Professor Rachel López has received a 2016-17 Fulbright Scholarship that will enable her to study transitional justice mechanisms in the wake of the genocide of indigenous Mayans in Guatemala.
López is among just a handful of scholars to receive the Fulbright Scholarship Program’s Global Flex Award, which will support her research and scholarly collaborations with colleagues in Guatemala and Spain.
Through the scholarship, López will study the potential for fruitful interplay between amnesty/truth commissions and criminal prosecutions, which are often viewed as mutually exclusive strategies for obtaining justice in the aftermath of mass atrocities.
López will work with scholars at the University of San Carlos in Guatemala, where survivors of a 1982 massacre awaited justice for decades and the former dictator who ordered the killings had become demented and was eventually declared unfit to be sentenced for genocide. López will also collaborate with colleagues at the Autonomous University in Madrid, where the Spanish judiciary had agreed under the principle of universal jurisdiction to hear a case against the Guatemalan generals.
Through the six month scholarship that begins in June, López hopes to identify best practices that truth commissions can implement to ensure that the evidence they gather and the findings they make will be useful to human rights attorneys who seek to bring trials.
López, director of the Community Lawyering Clinic, has focused her scholarship on methods of accountability for human rights violations and reforms to transitional justice mechanisms. Her publications include “The Judicial Expansion of American Exceptionalism,” in the Duke Forum for Law & Social Change, and “The (Re)collection of Memory after Mass Murder and the Dilemma for Transitional Justice,” forthcoming in the New York University Journal of International Law and Politics.

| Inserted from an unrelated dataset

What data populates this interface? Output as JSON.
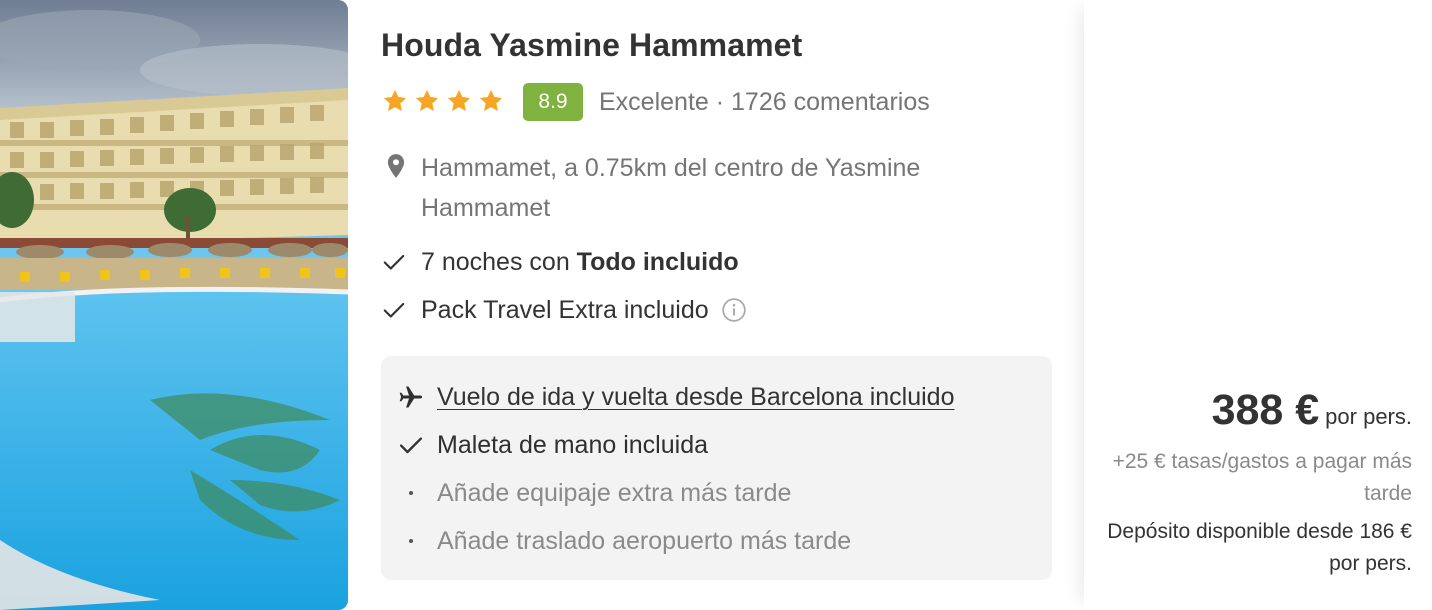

The Fulbright Scholarship, administered through the U.S. Department of State, is the flagship international educational exchange program sponsored by the federal government with the aim of developing global understanding. Many Fulbright scholars have gone on to hold prestigious posts as judges, heads of state, ambassadors and cabinet officials.